Some free vacation promotions are also used to sell timeshares. To be eligible for the vacation, consumers may be required to make a purchase or attend a sales promotion. Consumers may also have to meet other eligibility conditions, such as age, income and marital status. The promoters may pressure consumers who go on these types of vacations into signing long-term timeshare contracts. The promoters mostly use post office boxes to do their business and open and close operations very quickly to stay ahead of the law. (For more information on timeshares see our vacation timeshares report.)

Recovery Scams
Unfortunately, consumers that are bilked out of their money through sweepstakes and prize promotion scams also run the risk of being conned again by organizations who contact them claiming to be able to recover the money lost.

Scam artists buy and sell “sucker lists” with the names, addresses, phone numbers and other pertinent information of people who have lost money in fraudulent promotions. The scam artists operate under the notion that if the victim can be fooled once they can be fooled again.

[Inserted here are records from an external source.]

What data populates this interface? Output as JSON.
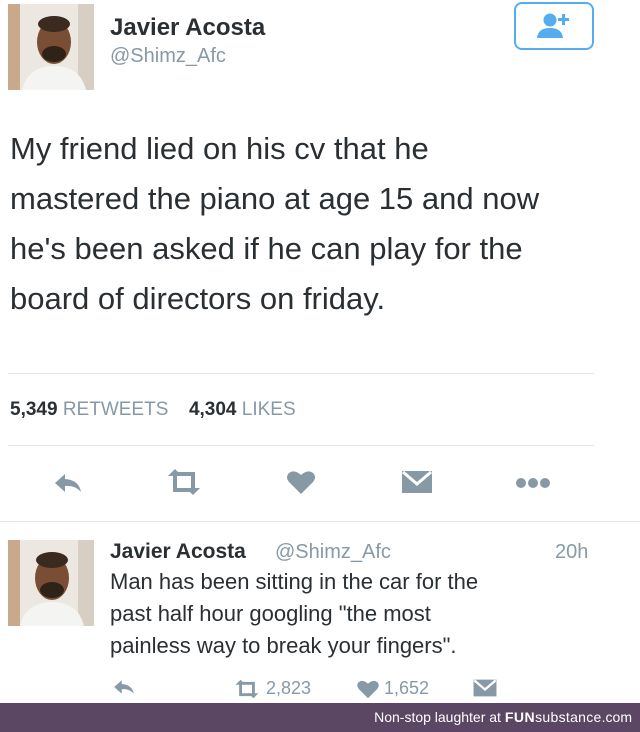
{
  "colors": {
    "accent": "#55acee",
    "text": "#292f33",
    "muted": "#8899a6",
    "divider": "#e1e8ed",
    "watermark_bg": "#5b4763"
  },
  "tweet": {
    "author_name": "Javier Acosta",
    "author_handle": "@Shimz_Afc",
    "follow_icon": "follow-user-icon",
    "text_lines": [
      "My friend lied on his cv that he",
      "mastered the piano at age 15 and now",
      "he's been asked if he can  play for the",
      "board of directors on friday."
    ],
    "retweet_count": "5,349",
    "retweet_label": "RETWEETS",
    "like_count": "4,304",
    "like_label": "LIKES",
    "actions": [
      "reply-icon",
      "retweet-icon",
      "heart-icon",
      "direct-message-icon",
      "more-icon"
    ]
  },
  "reply": {
    "author_name": "Javier Acosta",
    "author_handle": "@Shimz_Afc",
    "time": "20h",
    "text_lines": [
      "Man has been sitting in the car for the",
      "past half hour googling \"the most",
      "painless way to break your fingers\"."
    ],
    "retweet_count": "2,823",
    "like_count": "1,652"
  },
  "watermark": {
    "prefix": "Non-stop laughter at ",
    "brand_bold": "FUN",
    "brand_rest": "substance",
    "suffix": ".com"
  }
}
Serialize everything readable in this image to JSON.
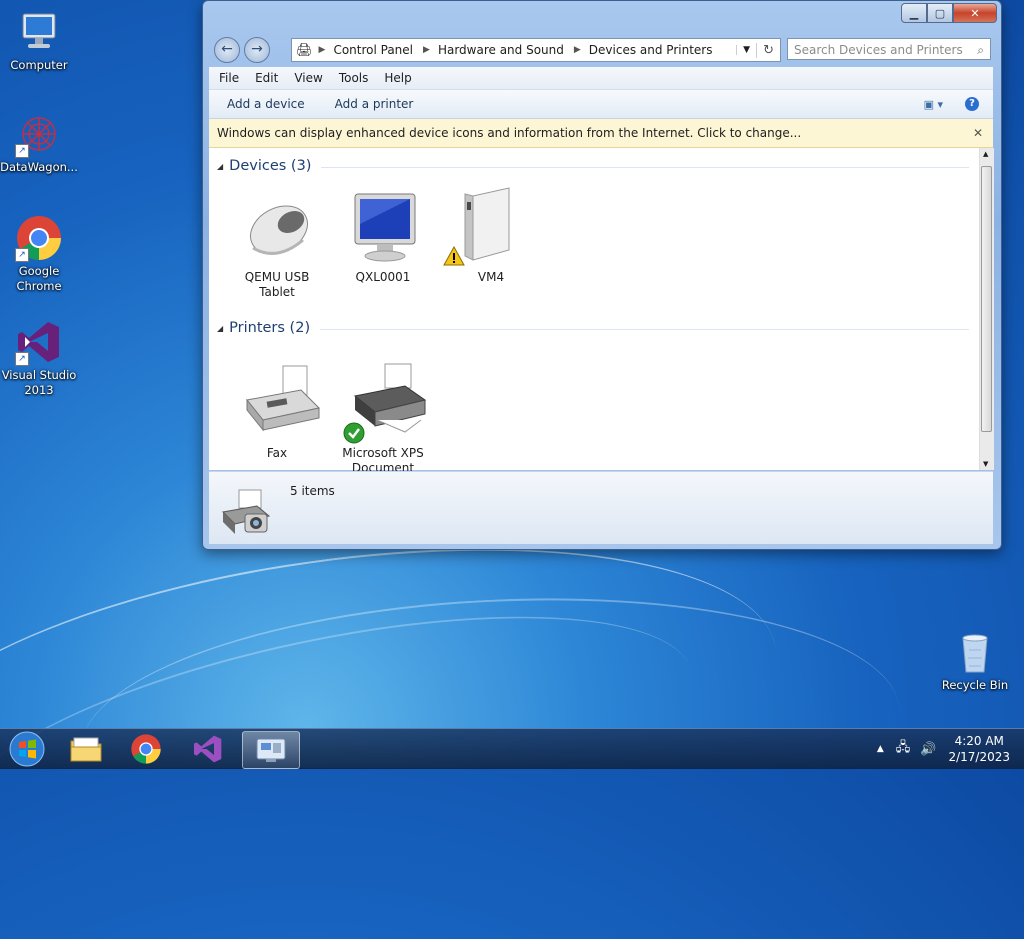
{
  "desktop": {
    "icons": [
      {
        "label": "Computer"
      },
      {
        "label": "DataWagon..."
      },
      {
        "label": "Google\nChrome"
      },
      {
        "label": "Visual Studio\n2013"
      }
    ],
    "recycle_bin": "Recycle Bin"
  },
  "address": {
    "crumbs": [
      "Control Panel",
      "Hardware and Sound",
      "Devices and Printers"
    ],
    "search_placeholder": "Search Devices and Printers"
  },
  "menu": [
    "File",
    "Edit",
    "View",
    "Tools",
    "Help"
  ],
  "commands": {
    "add_device": "Add a device",
    "add_printer": "Add a printer"
  },
  "info_bar": "Windows can display enhanced device icons and information from the Internet. Click to change...",
  "groups": {
    "devices": {
      "title": "Devices (3)",
      "items": [
        {
          "label": "QEMU USB\nTablet",
          "icon": "mouse-icon"
        },
        {
          "label": "QXL0001",
          "icon": "monitor-icon"
        },
        {
          "label": "VM4",
          "icon": "computer-tower-icon",
          "badge": "warning"
        }
      ]
    },
    "printers": {
      "title": "Printers (2)",
      "items": [
        {
          "label": "Fax",
          "icon": "fax-icon"
        },
        {
          "label": "Microsoft XPS\nDocument Writer",
          "icon": "printer-icon",
          "badge": "default-check"
        }
      ]
    }
  },
  "details": {
    "count": "5 items"
  },
  "taskbar": {
    "clock_time": "4:20 AM",
    "clock_date": "2/17/2023"
  }
}
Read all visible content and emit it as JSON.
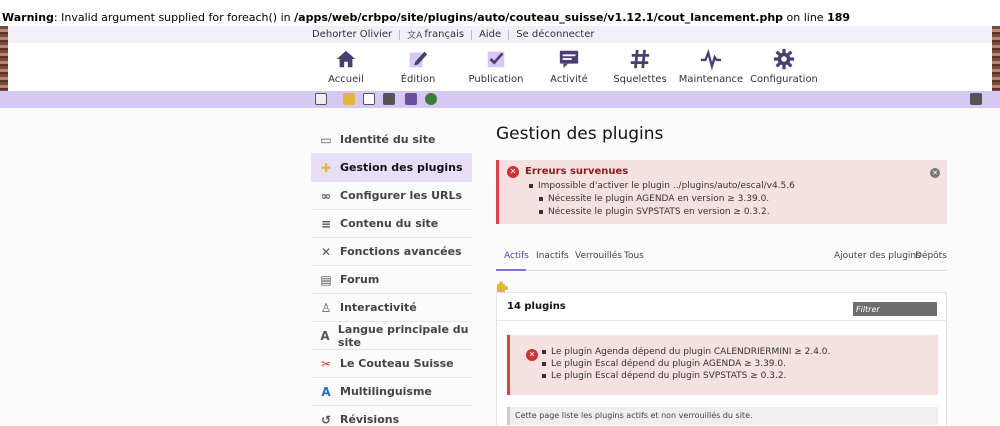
{
  "warning": {
    "label": "Warning",
    "message": ": Invalid argument supplied for foreach() in ",
    "path": "/apps/web/crbpo/site/plugins/auto/couteau_suisse/v1.12.1/cout_lancement.php",
    "on_line": " on line ",
    "line": "189"
  },
  "userbar": {
    "user": "Dehorter Olivier",
    "language": "français",
    "help": "Aide",
    "logout": "Se déconnecter"
  },
  "mainnav": [
    {
      "label": "Accueil",
      "icon": "home-icon"
    },
    {
      "label": "Édition",
      "icon": "edit-icon"
    },
    {
      "label": "Publication",
      "icon": "check-icon"
    },
    {
      "label": "Activité",
      "icon": "chat-icon"
    },
    {
      "label": "Squelettes",
      "icon": "hash-icon"
    },
    {
      "label": "Maintenance",
      "icon": "pulse-icon"
    },
    {
      "label": "Configuration",
      "icon": "gear-icon"
    }
  ],
  "sidemenu": [
    {
      "label": "Identité du site",
      "icon": "id-card-icon",
      "active": false
    },
    {
      "label": "Gestion des plugins",
      "icon": "puzzle-icon",
      "active": true
    },
    {
      "label": "Configurer les URLs",
      "icon": "link-icon",
      "active": false
    },
    {
      "label": "Contenu du site",
      "icon": "content-list-icon",
      "active": false
    },
    {
      "label": "Fonctions avancées",
      "icon": "tools-icon",
      "active": false
    },
    {
      "label": "Forum",
      "icon": "forum-icon",
      "active": false
    },
    {
      "label": "Interactivité",
      "icon": "user-gear-icon",
      "active": false
    },
    {
      "label": "Langue principale du site",
      "icon": "language-icon",
      "active": false
    },
    {
      "label": "Le Couteau Suisse",
      "icon": "knife-icon",
      "active": false
    },
    {
      "label": "Multilinguisme",
      "icon": "multilang-icon",
      "active": false
    },
    {
      "label": "Révisions",
      "icon": "history-icon",
      "active": false
    }
  ],
  "content": {
    "title": "Gestion des plugins",
    "error": {
      "title": "Erreurs survenues",
      "main": "Impossible d'activer le plugin ../plugins/auto/escal/v4.5.6",
      "sub1": "Nécessite le plugin AGENDA en version ≥ 3.39.0.",
      "sub2": "Nécessite le plugin SVPSTATS en version ≥ 0.3.2."
    },
    "tabs": {
      "actifs": "Actifs",
      "inactifs": "Inactifs",
      "verrouilles": "Verrouillés",
      "tous": "Tous",
      "ajouter": "Ajouter des plugins",
      "depots": "Dépôts"
    },
    "panel": {
      "title": "14 plugins",
      "filter_placeholder": "Filtrer",
      "deps": [
        "Le plugin Agenda dépend du plugin CALENDRIERMINI ≥ 2.4.0.",
        "Le plugin Escal dépend du plugin AGENDA ≥ 3.39.0.",
        "Le plugin Escal dépend du plugin SVPSTATS ≥ 0.3.2."
      ],
      "info": "Cette page liste les plugins actifs et non verrouillés du site."
    }
  },
  "colors": {
    "accent": "#8d6dd1",
    "toolbar": "#d7c7f3",
    "error_border": "#d9434b",
    "error_bg": "#f6e1e1"
  }
}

The victim is first contacted by the operator and told that for a fee they will recover the money that was lost or the prize that was never received. They misrepresent themselves as being affiliated with reputable companies or government agencies in an attempt to gain the trust of the victim. Some of the operators claim that they will file the necessary paperwork for the victim or even say that they have money for the victim. Operators even charge the victim large sums of money for the addresses of government agencies that the victim needs to contact in a search for lost money.

There are ways to avoid becoming a victim of recovery scam operators. Be skeptical of people who offer to recover money, merchandise, or prizes, especially those that want their fee in advance. It is illegal for a recovery operator to request or receive payment until seven days after you receive the recovered item or money. Before you purchase any recovery services by phone, ask what specific services the company provides and the cost of service. Also check out the company with local law enforcement and consumer agencies.

How To Avoid Becoming a Victim of Sweepstakes and Prize Scams

  1. Beware of any sweepstakes that charges money for entry.
  2. Beware of any prize promotion that requires you to send in a payment or makes you buy merchandise.
  3. Be aware that it is not the prize promoter’s responsibility to charge the winner for tax. If the promoter is authentic, it will just report your winnings to the Internal Revenue Service and the IRS will bill you for the appropriate taxes.
  4. Be aware that the description of the prizes may not be accurate.
  5. Do not be swayed by high-pressure sales tactics of promoters.
  6. If you do not remember entering a sweepstakes or buying a ticket in a lottery, you most likely have not won a prize.

For More Information
For more information on sweepstakes and prize promotions, or to file a complaint against a company operating through the mail, contact:

U.S. Postal Inspection Service
P.O. Box 555
New York NY 10116-0555